#### Source material:
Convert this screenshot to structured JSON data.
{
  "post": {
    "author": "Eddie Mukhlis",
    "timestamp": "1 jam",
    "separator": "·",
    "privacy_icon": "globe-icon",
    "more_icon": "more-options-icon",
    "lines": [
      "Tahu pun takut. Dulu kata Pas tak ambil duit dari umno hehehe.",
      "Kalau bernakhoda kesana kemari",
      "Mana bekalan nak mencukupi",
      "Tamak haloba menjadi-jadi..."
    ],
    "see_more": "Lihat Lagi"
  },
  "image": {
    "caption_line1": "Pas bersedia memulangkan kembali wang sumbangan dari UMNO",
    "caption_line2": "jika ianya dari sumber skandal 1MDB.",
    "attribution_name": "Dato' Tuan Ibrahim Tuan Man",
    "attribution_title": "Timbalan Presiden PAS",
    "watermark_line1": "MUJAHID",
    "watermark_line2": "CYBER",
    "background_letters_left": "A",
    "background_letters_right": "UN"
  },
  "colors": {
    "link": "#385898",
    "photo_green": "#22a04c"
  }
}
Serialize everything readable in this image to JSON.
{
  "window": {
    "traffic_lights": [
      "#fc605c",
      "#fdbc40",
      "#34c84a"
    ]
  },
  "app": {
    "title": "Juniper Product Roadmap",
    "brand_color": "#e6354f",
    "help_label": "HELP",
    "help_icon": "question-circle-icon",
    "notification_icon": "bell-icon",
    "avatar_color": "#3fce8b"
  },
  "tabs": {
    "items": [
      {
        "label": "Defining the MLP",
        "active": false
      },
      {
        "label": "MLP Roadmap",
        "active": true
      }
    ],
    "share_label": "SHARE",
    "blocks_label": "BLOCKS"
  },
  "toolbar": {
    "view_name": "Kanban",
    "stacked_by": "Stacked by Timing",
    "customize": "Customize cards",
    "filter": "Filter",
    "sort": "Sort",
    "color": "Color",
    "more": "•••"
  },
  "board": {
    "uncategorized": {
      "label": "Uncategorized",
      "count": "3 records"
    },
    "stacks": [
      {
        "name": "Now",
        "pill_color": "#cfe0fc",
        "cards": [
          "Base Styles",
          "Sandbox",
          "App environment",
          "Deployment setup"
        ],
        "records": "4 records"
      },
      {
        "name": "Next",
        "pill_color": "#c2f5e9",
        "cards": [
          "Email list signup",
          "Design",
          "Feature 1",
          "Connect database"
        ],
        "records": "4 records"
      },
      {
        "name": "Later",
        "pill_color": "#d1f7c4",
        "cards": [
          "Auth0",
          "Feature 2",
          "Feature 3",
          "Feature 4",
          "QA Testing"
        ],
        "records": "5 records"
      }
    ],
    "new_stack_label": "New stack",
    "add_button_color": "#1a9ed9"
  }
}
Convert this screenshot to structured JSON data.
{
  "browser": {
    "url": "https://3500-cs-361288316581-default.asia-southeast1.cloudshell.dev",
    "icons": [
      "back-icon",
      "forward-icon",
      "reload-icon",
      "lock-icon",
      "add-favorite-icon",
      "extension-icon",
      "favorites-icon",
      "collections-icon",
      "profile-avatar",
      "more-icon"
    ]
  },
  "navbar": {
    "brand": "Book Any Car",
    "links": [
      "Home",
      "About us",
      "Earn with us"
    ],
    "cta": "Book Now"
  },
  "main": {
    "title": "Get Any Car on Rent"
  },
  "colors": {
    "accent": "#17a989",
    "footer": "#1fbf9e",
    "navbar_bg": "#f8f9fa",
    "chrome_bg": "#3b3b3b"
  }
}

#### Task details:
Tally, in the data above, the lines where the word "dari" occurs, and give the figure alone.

#### Result of the task:
3